notwithstanding, America belongs to white Protestants. The Civil
War did not change things; it merely altered them with scar tissue.
The true battle cry of freedom has not come to pass."

Set in tumultuous times for the Marine Corps --- and for America
--- O'HARA'S CHOICE joins two headstrong young people in a love
that many covet but few ever experience. Amanda and Zachary, as far
apart on the social scale as A is from Z, try to rid themselves of
the unstoppable attraction that gnaws at them, but resistance
proves futile. A chunk of time in the latter half of the 19th
century sees these two risking status, career and even their lives
to quench their desires. Amanda, possessed of a striking beauty,
could have her pick of beaus. She is stubbornly drawn to the
dashing young Marine, at first a gesture of defiance --- a gesture
that backfires. Born to wealth, she alone holds her father's heart
and her quick intelligence earns her his ear too. Horace Kerr has
influence, but hungers for more power. When it becomes obvious that
Amanda has fallen for Zachary O'Hara, her father's attitude turns
sour. He pitches himself into a rage, on the verge of disinheriting
his favorite child. Horace Kerr didn't raise his daughter to throw
away her life in the role of a marine's wife.

Irish immigrant Paddy O'Hara raised his son among the Corpsmen,
driving him to enlist as a Marine. Tormented by too much drinking
and dangerous bouts of anger, Paddy sets the course for his son's
life. Zachary becomes a man filled with anguish, torn by his love
for Amanda and his allegiance to the Corps.

At this point in history, the Marine Corps teeters delicately on
the brink of extinction. Saving it will take great effort and
loyalty on the part of the remaining few officers. Zachary looks
like the brilliant light that could guide them back to the top. He
immerses himself in a highly secret, critical report that is
designed, if put together right, to make the Corps indispensable
and, in the bargain, to help protect America's shores. Its success
seems to pivot on O'Hara's leadership, which would require a
minimum of two heartbreaking years away at sea. So how does he
choose? After much soul-searching and agonizing, he makes his
choice. And Amanda makes hers.

It has been nearly a half-century since Leon Uris's first novel,
BATTLE CRY. As with his other stories, O'HARA'S CHOICE is a
historical epic laced with political overtones.

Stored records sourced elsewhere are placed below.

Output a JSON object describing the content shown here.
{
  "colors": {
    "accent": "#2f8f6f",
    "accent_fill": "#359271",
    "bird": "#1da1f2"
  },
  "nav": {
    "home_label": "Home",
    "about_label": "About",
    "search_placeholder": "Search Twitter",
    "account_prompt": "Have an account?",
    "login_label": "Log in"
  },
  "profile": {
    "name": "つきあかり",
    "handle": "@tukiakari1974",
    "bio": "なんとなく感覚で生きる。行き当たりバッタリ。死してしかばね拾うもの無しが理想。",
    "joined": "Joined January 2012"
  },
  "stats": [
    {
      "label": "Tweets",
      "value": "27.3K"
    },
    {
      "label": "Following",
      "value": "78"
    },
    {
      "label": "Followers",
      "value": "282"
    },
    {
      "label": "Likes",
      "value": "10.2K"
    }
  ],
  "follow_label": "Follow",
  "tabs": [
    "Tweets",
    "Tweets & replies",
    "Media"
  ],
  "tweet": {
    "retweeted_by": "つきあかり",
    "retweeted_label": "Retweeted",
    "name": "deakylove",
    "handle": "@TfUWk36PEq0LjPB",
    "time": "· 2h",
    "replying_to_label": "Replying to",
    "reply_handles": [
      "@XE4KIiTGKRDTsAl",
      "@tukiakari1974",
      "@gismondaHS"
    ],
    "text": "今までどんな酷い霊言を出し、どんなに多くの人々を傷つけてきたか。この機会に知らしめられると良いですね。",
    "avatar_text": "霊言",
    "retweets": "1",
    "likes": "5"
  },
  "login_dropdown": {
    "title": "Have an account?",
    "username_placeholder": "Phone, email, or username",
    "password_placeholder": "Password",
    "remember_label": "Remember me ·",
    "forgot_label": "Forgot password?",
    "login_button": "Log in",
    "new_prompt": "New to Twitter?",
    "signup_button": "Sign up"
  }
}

One is never left
doubting which way the author leans on any one of a myriad of
subjects. Uris can stuff more into 400 pages than most authors can
fit into twice that many. And here, once again, he tackles one of
his favorite subjects, the Marine Corps, with his fondness for the
brotherhood stemming from his years in the Corps. Don't miss this,
his last, great novel --- with an ending that will leave you
stunned. (Leon Uris, 1924 - 2003)

Reviewed by Kate Ayers on January 22, 2011

O'hara's Choice
by Leon Uris

  • Publication Date: October 1, 2003
  • Genres: Fiction
  • Hardcover: 416 pages
  • Publisher: HarperCollins
  • ISBN-10: 0060568739
  • ISBN-13: 9780060568733